LONDON (AP) British agents oversaw the destruction of an unspecified number of the Guardian newspaper's hard drives in an apparent bid to keep the fruit of Edward Snowden's leaks safe from Chinese spies, the newspaper's editor said Monday.

Alan Rusbridger made the claim in an opinion piece published on the Guardian's website, saying that a pair of staffers from British eavesdropping agency GCHQ monitored the process in what he called "one of the more bizarre moments in the Guardian's long history."

He said the hard drives were torn apart in the basement of the Guardian's north London office with "two GCHQ security experts overseeing the destruction ... just to make sure there was nothing in the mangled bits of metal which could possibly be of any interest to passing Chinese agents."

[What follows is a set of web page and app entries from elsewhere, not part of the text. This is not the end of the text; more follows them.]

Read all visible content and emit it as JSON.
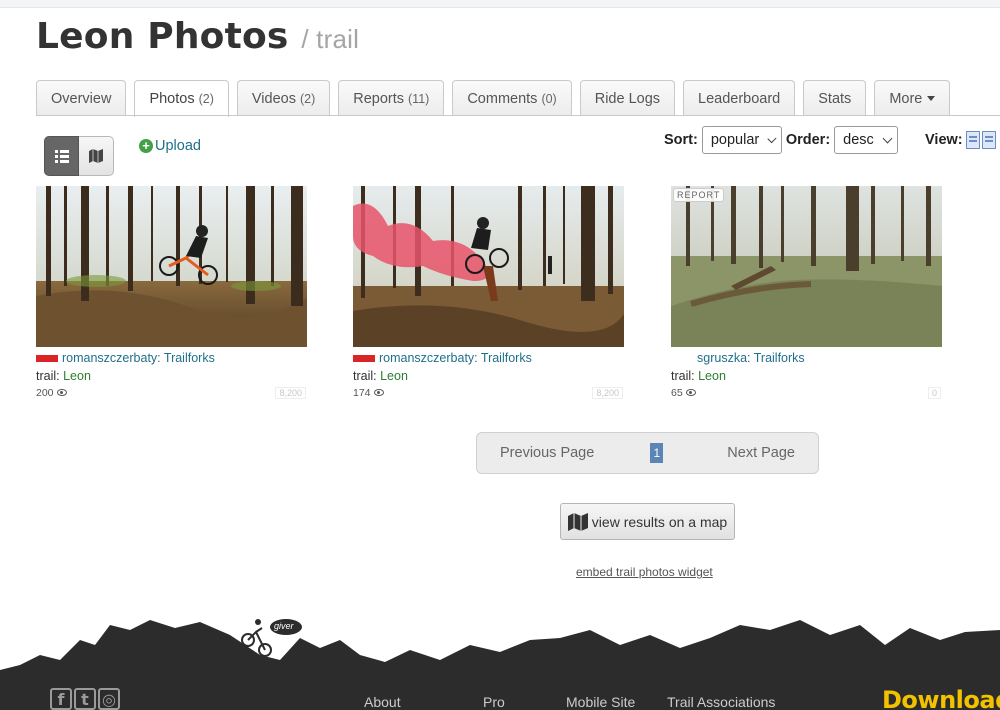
{
  "header": {
    "title": "Leon Photos",
    "subtitle": "/ trail"
  },
  "tabs": [
    {
      "label": "Overview",
      "count": ""
    },
    {
      "label": "Photos",
      "count": "(2)",
      "active": true
    },
    {
      "label": "Videos",
      "count": "(2)"
    },
    {
      "label": "Reports",
      "count": "(11)"
    },
    {
      "label": "Comments",
      "count": "(0)"
    },
    {
      "label": "Ride Logs",
      "count": ""
    },
    {
      "label": "Leaderboard",
      "count": ""
    },
    {
      "label": "Stats",
      "count": ""
    },
    {
      "label": "More",
      "count": ""
    }
  ],
  "toolbar": {
    "upload_label": "Upload",
    "sort_label": "Sort:",
    "sort_value": "popular",
    "order_label": "Order:",
    "order_value": "desc",
    "view_label": "View:"
  },
  "photos": [
    {
      "author": "romanszczerbaty: Trailforks",
      "trail_prefix": "trail:",
      "trail": "Leon",
      "views": "200",
      "score": "8,200",
      "flag": "poland",
      "badge": ""
    },
    {
      "author": "romanszczerbaty: Trailforks",
      "trail_prefix": "trail:",
      "trail": "Leon",
      "views": "174",
      "score": "8,200",
      "flag": "poland",
      "badge": ""
    },
    {
      "author": "sgruszka: Trailforks",
      "trail_prefix": "trail:",
      "trail": "Leon",
      "views": "65",
      "score": "0",
      "flag": "",
      "badge": "REPORT"
    }
  ],
  "pager": {
    "prev": "Previous Page",
    "current": "1",
    "next": "Next Page"
  },
  "map_button": "view results on a map",
  "embed_link": "embed trail photos widget",
  "footer": {
    "mascot_bubble": "giver",
    "links": [
      "About",
      "Pro",
      "Mobile Site",
      "Trail Associations"
    ],
    "download": "Download",
    "social": [
      "f",
      "t",
      "ig"
    ]
  },
  "colors": {
    "link": "#1f6f8b",
    "trail_link": "#2e7d32",
    "pager_active": "#5b85b7",
    "download": "#f2c200",
    "footer_dark": "#2c2c2c"
  }
}
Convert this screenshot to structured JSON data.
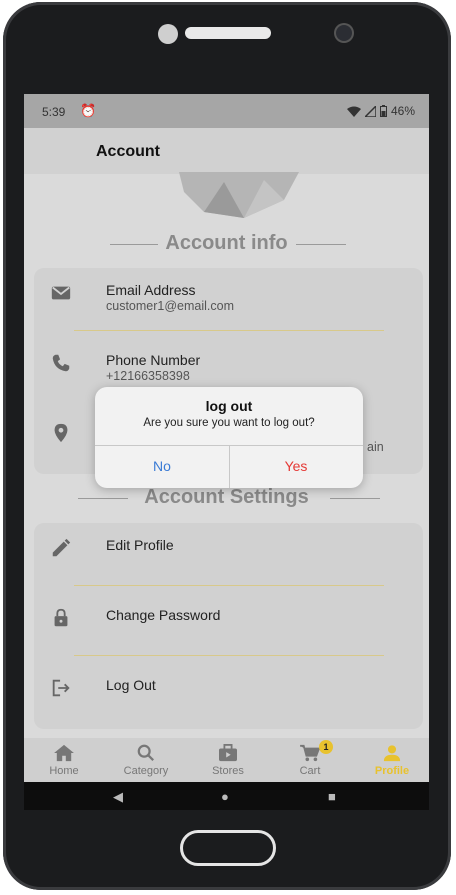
{
  "status_bar": {
    "time": "5:39",
    "battery": "46%"
  },
  "app_bar": {
    "title": "Account"
  },
  "account_info": {
    "heading": "Account info",
    "items": [
      {
        "label": "Email Address",
        "value": "customer1@email.com",
        "icon": "email-icon"
      },
      {
        "label": "Phone Number",
        "value": "+12166358398",
        "icon": "phone-icon"
      },
      {
        "label": "",
        "value": "ain",
        "icon": "location-icon"
      }
    ]
  },
  "account_settings": {
    "heading": "Account Settings",
    "items": [
      {
        "label": "Edit Profile",
        "icon": "pencil-icon"
      },
      {
        "label": "Change Password",
        "icon": "lock-icon"
      },
      {
        "label": "Log Out",
        "icon": "logout-icon"
      }
    ]
  },
  "bottom_nav": {
    "items": [
      {
        "label": "Home",
        "icon": "home-icon"
      },
      {
        "label": "Category",
        "icon": "search-icon"
      },
      {
        "label": "Stores",
        "icon": "store-icon"
      },
      {
        "label": "Cart",
        "icon": "cart-icon",
        "badge": "1"
      },
      {
        "label": "Profile",
        "icon": "person-icon",
        "active": true
      }
    ]
  },
  "dialog": {
    "title": "log out",
    "message": "Are you sure you want to log out?",
    "no_label": "No",
    "yes_label": "Yes"
  },
  "colors": {
    "accent": "#e8c22e",
    "no": "#3a7bd5",
    "yes": "#e53935"
  }
}
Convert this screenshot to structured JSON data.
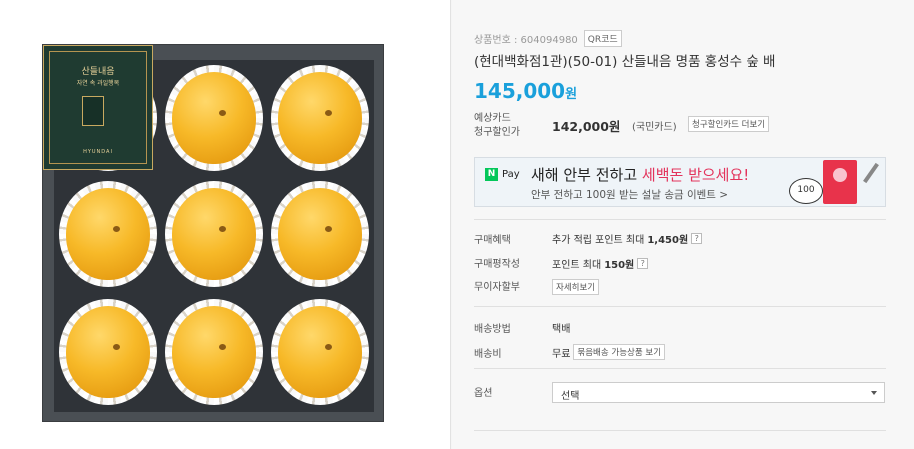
{
  "product": {
    "id_label": "상품번호 : 604094980",
    "qr_button": "QR코드",
    "title": "(현대백화점1관)(50-01) 산들내음 명품 홍성수 숲 배",
    "price": "145,000",
    "price_unit": "원"
  },
  "card": {
    "label_line1": "예상카드",
    "label_line2": "청구할인가",
    "price": "142,000원",
    "note": "(국민카드)",
    "more_button": "청구할인카드 더보기"
  },
  "banner": {
    "npay_n": "N",
    "npay_pay": "Pay",
    "main_prefix": "새해 안부 전하고 ",
    "main_highlight": "세백돈 받으세요!",
    "sub": "안부 전하고 100원 받는 설날 송금 이벤트 >",
    "coin_text": "100"
  },
  "benefits": {
    "purchase_label": "구매혜택",
    "purchase_prefix": "추가 적립 포인트 최대",
    "purchase_value": "1,450원",
    "review_label": "구매평작성",
    "review_prefix": "포인트 최대",
    "review_value": "150원",
    "qmark": "?",
    "installment_label": "무이자할부",
    "installment_button": "자세히보기"
  },
  "shipping": {
    "method_label": "배송방법",
    "method_value": "택배",
    "fee_label": "배송비",
    "fee_value": "무료",
    "bundle_button": "묶음배송 가능상품 보기"
  },
  "options": {
    "label": "옵션",
    "select_value": "선택"
  },
  "image": {
    "label_title": "산들내음",
    "label_subtitle": "자연 속 과일행복",
    "label_brand": "HYUNDAI"
  }
}
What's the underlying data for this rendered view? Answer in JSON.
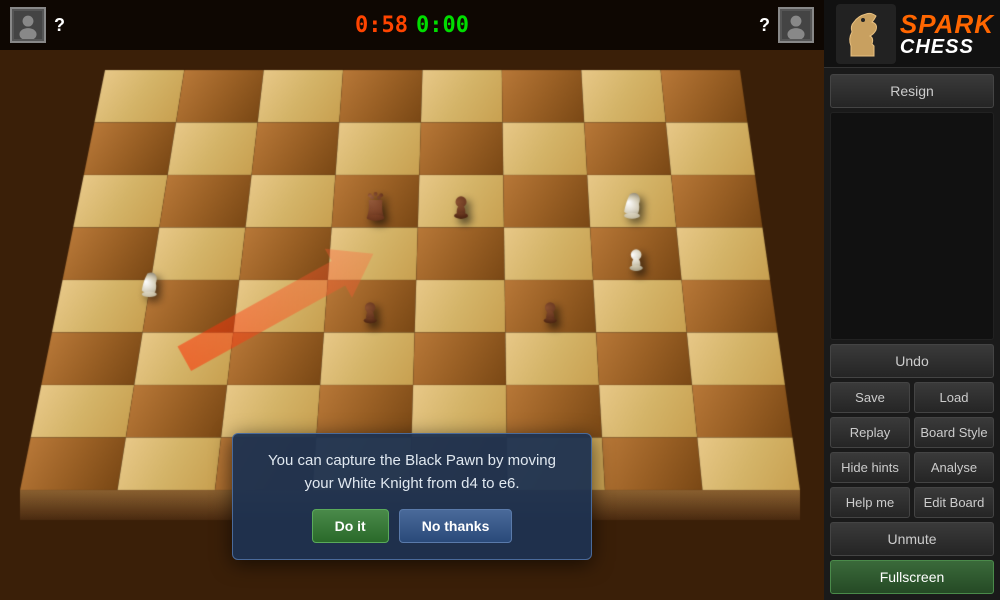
{
  "header": {
    "player1": {
      "name": "?",
      "timer": "0:58",
      "timer_color": "red"
    },
    "player2": {
      "name": "?",
      "timer": "0:00",
      "timer_color": "green"
    }
  },
  "dialog": {
    "message": "You can capture the Black Pawn by moving your White Knight from d4 to e6.",
    "btn_do_it": "Do it",
    "btn_no_thanks": "No thanks"
  },
  "sidebar": {
    "title_spark": "SPARK",
    "title_chess": "CHESS",
    "btn_resign": "Resign",
    "btn_undo": "Undo",
    "btn_save": "Save",
    "btn_load": "Load",
    "btn_replay": "Replay",
    "btn_board_style": "Board Style",
    "btn_hide_hints": "Hide hints",
    "btn_analyse": "Analyse",
    "btn_help_me": "Help me",
    "btn_edit_board": "Edit Board",
    "btn_unmute": "Unmute",
    "btn_fullscreen": "Fullscreen"
  }
}
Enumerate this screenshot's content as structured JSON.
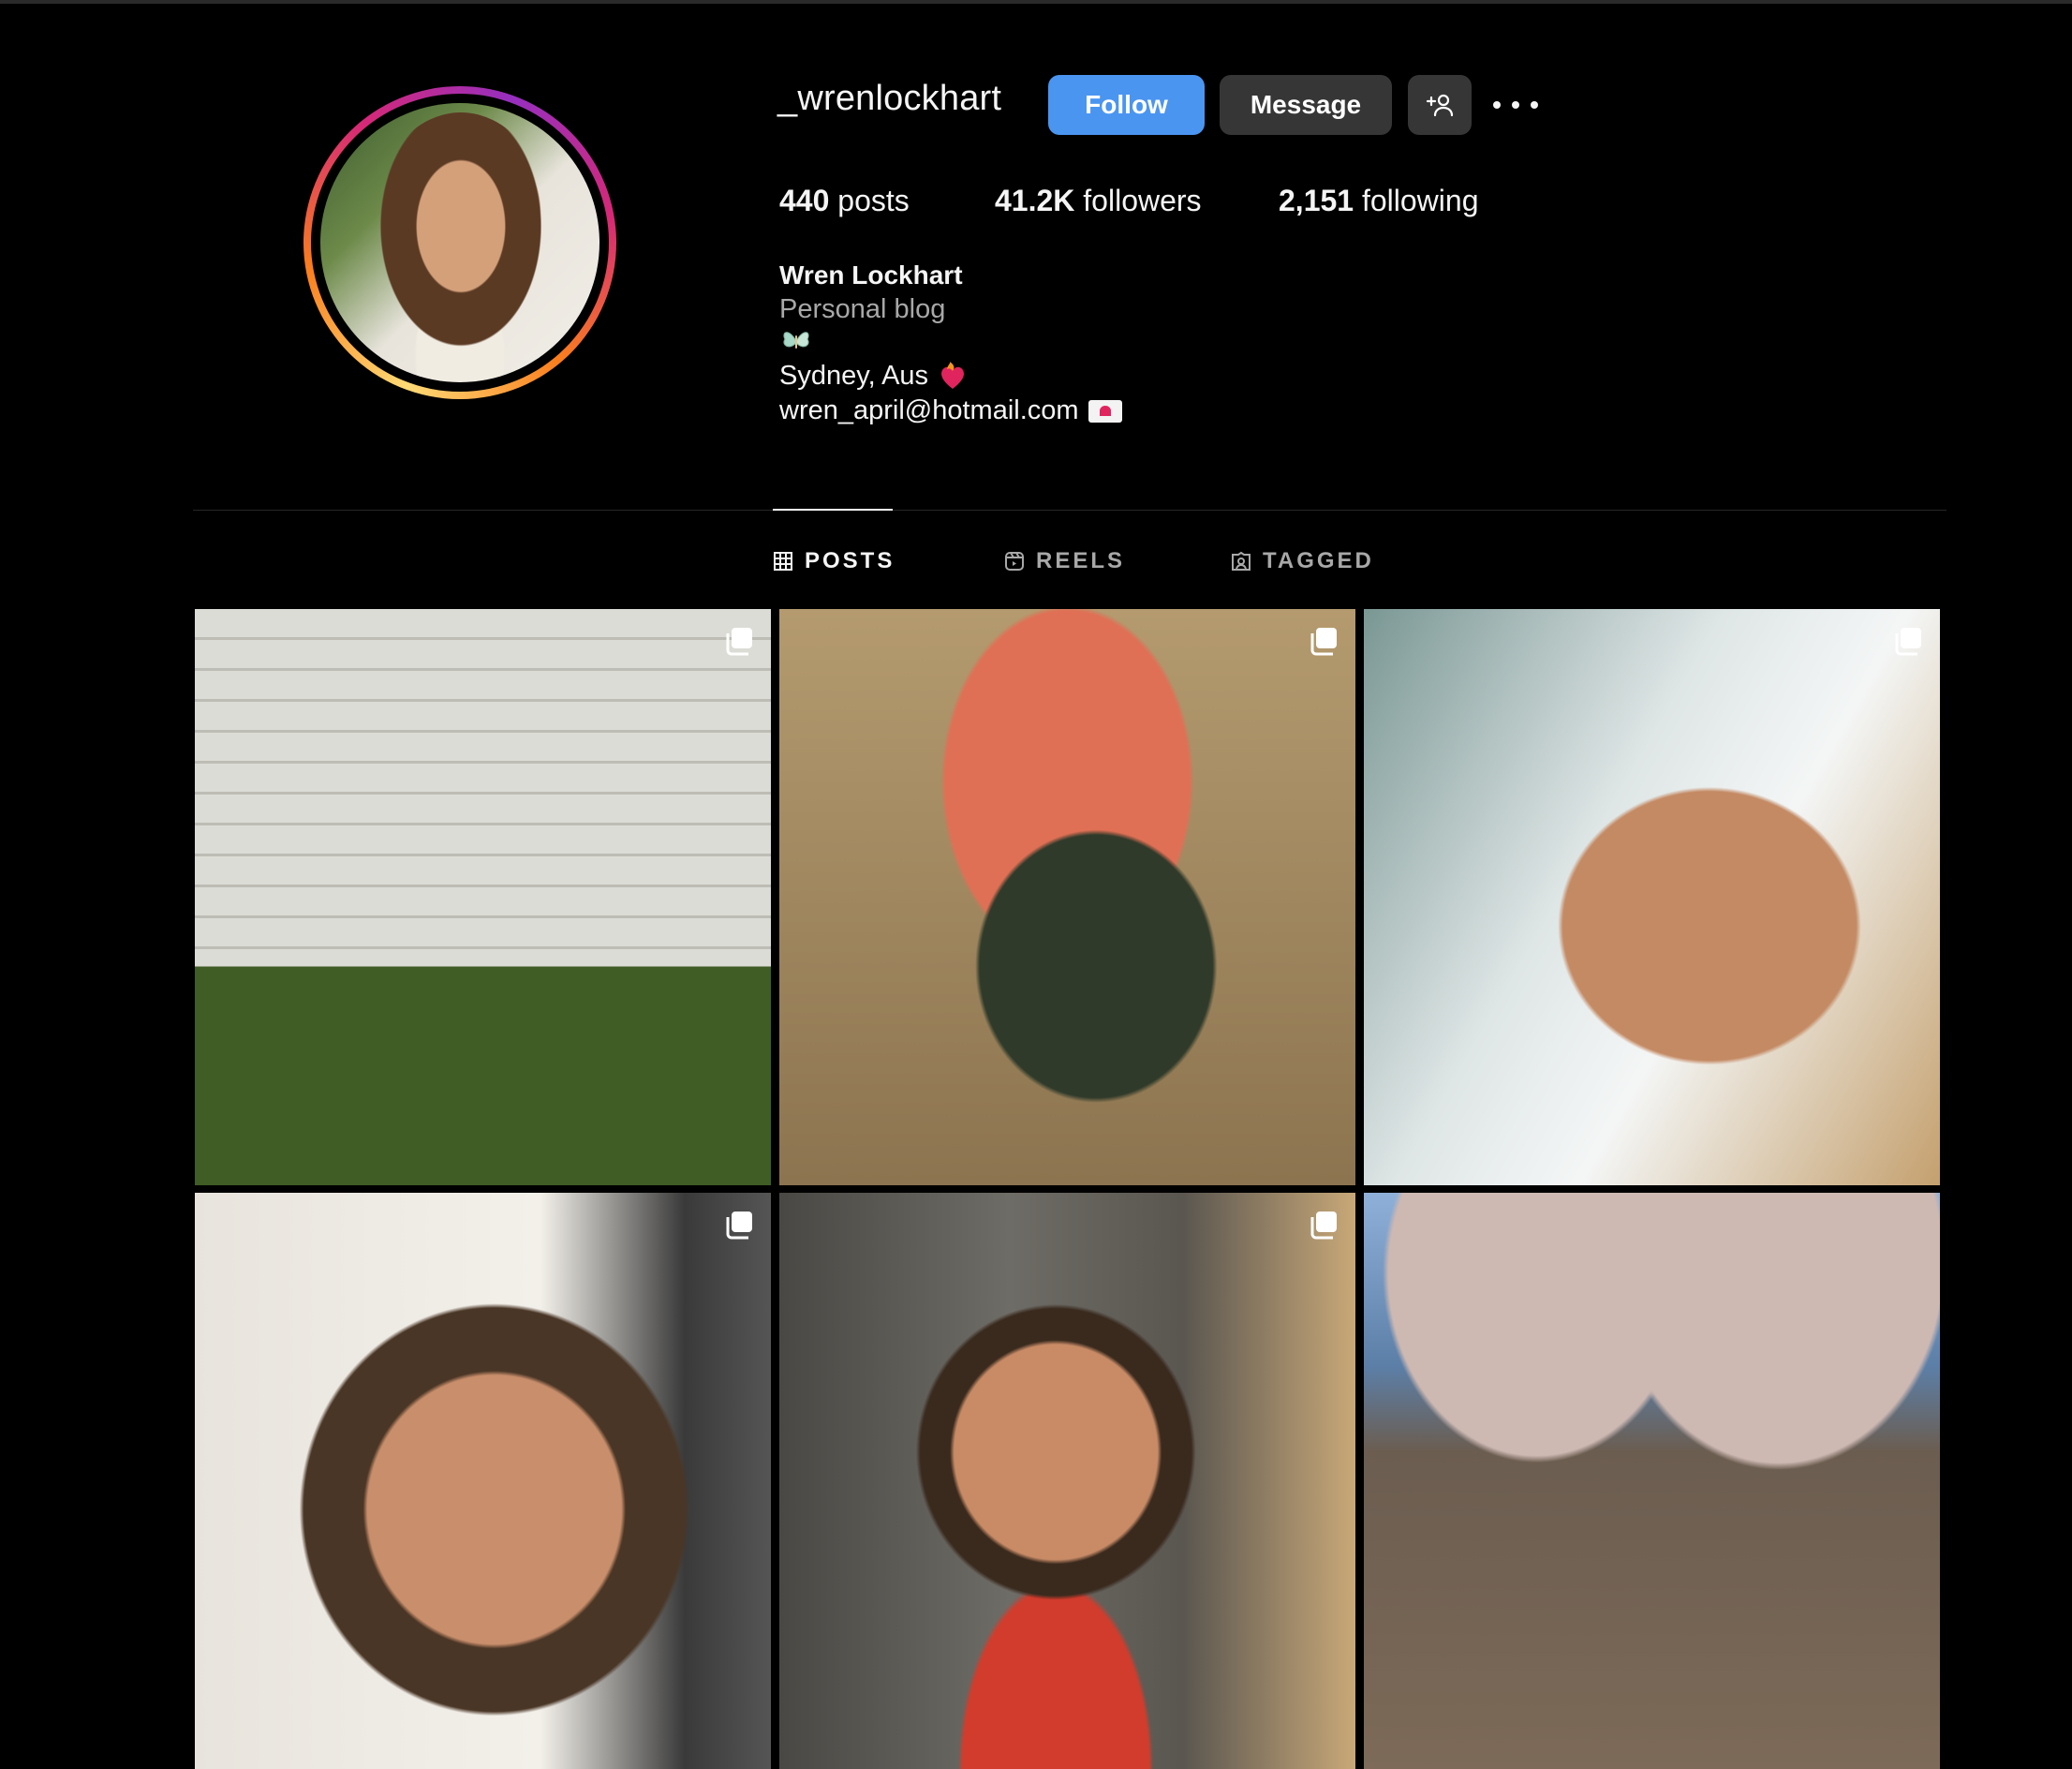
{
  "profile": {
    "username": "_wrenlockhart",
    "follow_label": "Follow",
    "message_label": "Message",
    "stats": {
      "posts_count": "440",
      "posts_label": " posts",
      "followers_count": "41.2K",
      "followers_label": " followers",
      "following_count": "2,151",
      "following_label": " following"
    },
    "bio": {
      "name": "Wren Lockhart",
      "category": "Personal blog",
      "location": "Sydney, Aus",
      "email": "wren_april@hotmail.com"
    }
  },
  "tabs": [
    {
      "label": "POSTS",
      "icon": "grid-icon",
      "active": true
    },
    {
      "label": "REELS",
      "icon": "reels-icon",
      "active": false
    },
    {
      "label": "TAGGED",
      "icon": "tagged-icon",
      "active": false
    }
  ],
  "posts": [
    {
      "multiple": true
    },
    {
      "multiple": true
    },
    {
      "multiple": true
    },
    {
      "multiple": true
    },
    {
      "multiple": true
    },
    {
      "multiple": false
    }
  ],
  "colors": {
    "accent": "#4a95f0",
    "secondary_button": "#363636",
    "background": "#000000",
    "muted_text": "#a8a8a8"
  }
}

It was not clear exactly when the incident occurred. Rusbridger gave a vague timeline, suggesting that it happened within the past month or so. Guardian spokesman Gennady Kolker declined to comment further, and messages left with GCHQ after working hours were not immediately returned. An operator at the intelligence agency's switchboard said no one was available until Tuesday.

Rusbridger said the destruction was the culmination of weeks of pressure on the Guardian by British officials, with government agents demanding the return or destruction of Snowden's material. Its publication has revealed the extent of the United States' surveillance at home and abroad, and sparked an international debate over the limits of such surveillance.



Advertisement